### [Exercise requirements]
Your response should be every line from the entries that includes the string "Artikeltext".

Start of Data extracts

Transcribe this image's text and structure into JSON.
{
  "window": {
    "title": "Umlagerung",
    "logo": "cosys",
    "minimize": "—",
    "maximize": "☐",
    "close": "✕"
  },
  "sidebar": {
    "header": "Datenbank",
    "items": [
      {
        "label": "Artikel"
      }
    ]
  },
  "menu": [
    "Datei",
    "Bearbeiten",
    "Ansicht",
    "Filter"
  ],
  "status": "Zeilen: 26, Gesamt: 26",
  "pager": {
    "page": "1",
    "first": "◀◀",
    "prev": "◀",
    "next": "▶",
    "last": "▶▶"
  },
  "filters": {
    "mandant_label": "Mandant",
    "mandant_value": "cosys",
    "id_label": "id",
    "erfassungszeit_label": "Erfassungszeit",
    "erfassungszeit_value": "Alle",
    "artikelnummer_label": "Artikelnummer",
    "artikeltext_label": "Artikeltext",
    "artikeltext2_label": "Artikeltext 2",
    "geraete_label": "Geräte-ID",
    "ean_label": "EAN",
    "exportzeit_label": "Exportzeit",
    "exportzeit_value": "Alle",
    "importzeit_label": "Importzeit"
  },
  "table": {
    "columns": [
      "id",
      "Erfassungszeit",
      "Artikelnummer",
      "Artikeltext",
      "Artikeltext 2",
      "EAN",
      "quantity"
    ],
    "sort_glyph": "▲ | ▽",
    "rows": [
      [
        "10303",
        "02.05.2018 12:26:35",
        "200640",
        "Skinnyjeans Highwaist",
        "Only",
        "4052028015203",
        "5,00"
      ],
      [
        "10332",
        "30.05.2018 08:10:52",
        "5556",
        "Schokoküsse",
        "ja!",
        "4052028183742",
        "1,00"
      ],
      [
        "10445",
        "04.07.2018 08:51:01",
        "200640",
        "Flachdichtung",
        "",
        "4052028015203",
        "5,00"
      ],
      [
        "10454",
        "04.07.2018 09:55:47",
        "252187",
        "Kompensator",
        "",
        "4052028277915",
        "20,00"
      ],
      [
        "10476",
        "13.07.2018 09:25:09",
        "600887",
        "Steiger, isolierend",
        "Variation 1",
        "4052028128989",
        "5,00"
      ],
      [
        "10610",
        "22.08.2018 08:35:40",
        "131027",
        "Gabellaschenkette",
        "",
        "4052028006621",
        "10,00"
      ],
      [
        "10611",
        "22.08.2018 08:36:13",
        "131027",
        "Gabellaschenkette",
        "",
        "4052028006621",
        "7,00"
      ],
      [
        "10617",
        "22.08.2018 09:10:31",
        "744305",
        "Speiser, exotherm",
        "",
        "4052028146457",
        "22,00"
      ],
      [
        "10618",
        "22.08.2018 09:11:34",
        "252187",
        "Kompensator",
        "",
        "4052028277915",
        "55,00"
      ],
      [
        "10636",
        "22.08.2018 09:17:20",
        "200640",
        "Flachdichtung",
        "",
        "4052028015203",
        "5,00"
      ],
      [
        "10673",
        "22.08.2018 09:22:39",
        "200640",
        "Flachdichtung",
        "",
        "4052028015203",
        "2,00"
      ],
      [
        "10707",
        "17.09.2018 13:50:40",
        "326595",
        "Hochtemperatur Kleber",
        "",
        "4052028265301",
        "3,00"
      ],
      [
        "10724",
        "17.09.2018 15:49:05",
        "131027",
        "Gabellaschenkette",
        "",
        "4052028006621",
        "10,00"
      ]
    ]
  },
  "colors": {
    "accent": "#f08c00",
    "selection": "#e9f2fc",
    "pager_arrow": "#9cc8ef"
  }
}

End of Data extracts
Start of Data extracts

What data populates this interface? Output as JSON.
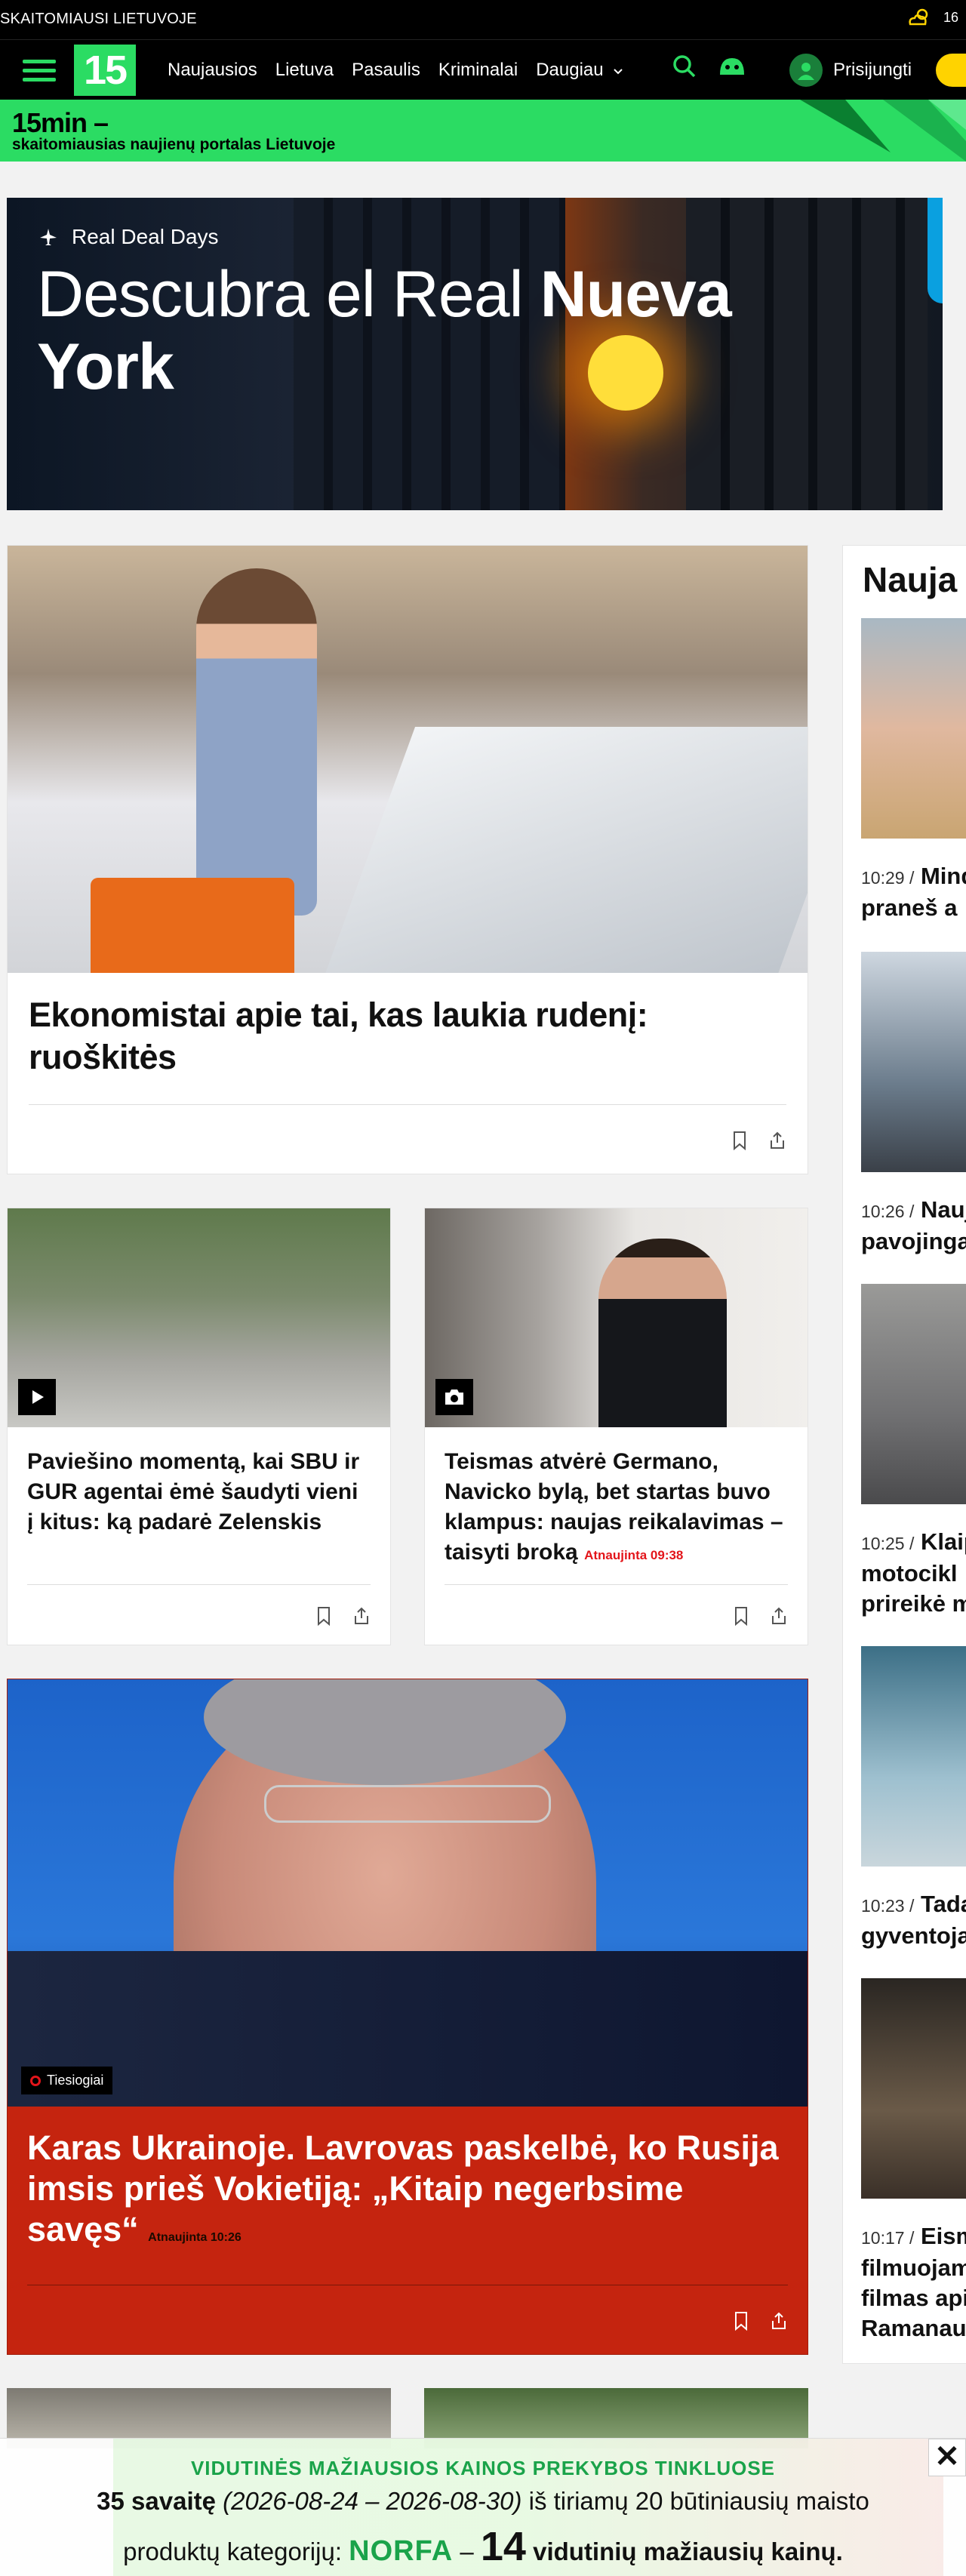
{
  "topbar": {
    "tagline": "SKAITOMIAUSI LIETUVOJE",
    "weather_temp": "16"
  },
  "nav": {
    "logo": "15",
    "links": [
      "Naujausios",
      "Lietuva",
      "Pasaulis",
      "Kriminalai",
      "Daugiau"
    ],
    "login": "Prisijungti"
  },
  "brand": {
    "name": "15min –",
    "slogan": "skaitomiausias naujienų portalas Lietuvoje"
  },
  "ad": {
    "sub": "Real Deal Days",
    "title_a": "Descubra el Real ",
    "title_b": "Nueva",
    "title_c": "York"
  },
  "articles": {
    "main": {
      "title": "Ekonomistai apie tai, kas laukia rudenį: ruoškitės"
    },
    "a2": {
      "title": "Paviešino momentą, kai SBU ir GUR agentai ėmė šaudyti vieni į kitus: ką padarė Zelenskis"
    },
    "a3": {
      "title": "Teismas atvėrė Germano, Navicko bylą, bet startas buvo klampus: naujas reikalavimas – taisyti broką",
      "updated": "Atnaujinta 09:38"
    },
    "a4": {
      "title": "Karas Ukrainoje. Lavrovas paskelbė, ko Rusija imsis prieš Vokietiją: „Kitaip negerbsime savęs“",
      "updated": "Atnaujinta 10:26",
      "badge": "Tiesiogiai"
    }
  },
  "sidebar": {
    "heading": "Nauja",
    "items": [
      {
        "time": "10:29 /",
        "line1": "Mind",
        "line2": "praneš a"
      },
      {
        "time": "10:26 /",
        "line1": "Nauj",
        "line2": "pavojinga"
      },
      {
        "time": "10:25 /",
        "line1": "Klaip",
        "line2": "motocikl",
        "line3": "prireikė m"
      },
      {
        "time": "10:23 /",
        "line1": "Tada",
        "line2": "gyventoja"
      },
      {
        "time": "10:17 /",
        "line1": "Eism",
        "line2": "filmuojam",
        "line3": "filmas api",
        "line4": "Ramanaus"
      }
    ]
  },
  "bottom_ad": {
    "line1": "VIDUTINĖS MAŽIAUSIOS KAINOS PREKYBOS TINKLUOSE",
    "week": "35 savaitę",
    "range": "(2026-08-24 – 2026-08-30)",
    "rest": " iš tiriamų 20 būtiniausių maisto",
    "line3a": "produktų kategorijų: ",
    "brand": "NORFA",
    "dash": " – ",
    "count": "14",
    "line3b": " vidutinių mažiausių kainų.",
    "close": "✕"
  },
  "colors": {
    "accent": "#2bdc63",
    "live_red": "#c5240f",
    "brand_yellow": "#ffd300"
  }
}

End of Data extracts
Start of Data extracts

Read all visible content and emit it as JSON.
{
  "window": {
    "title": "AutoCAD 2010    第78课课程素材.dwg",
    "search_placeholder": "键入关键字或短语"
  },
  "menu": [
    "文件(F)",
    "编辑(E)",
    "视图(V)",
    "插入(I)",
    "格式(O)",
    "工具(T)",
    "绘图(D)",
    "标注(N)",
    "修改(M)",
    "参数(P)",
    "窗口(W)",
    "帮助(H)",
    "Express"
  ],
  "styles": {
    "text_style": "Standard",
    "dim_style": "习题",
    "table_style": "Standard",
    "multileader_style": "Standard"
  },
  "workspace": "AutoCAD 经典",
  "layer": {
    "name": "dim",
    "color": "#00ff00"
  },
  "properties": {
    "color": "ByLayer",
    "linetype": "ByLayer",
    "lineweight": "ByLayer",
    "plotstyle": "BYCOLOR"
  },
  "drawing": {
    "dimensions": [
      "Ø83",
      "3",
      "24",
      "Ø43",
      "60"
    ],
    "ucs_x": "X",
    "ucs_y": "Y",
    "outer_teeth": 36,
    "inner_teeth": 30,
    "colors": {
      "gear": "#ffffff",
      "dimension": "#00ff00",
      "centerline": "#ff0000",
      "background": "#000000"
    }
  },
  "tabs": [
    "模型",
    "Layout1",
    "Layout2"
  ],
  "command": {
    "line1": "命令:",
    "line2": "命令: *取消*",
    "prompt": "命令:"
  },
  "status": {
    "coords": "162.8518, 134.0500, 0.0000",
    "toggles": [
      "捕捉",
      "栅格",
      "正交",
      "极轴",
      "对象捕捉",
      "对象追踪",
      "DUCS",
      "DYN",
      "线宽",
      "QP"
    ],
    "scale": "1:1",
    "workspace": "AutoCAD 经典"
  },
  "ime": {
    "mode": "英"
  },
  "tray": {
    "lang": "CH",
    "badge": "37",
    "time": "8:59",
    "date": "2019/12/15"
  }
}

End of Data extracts

### [Reply]
    "artikeltext_label": "Artikeltext",
    "artikeltext2_label": "Artikeltext 2",
      "Artikeltext",
      "Artikeltext 2",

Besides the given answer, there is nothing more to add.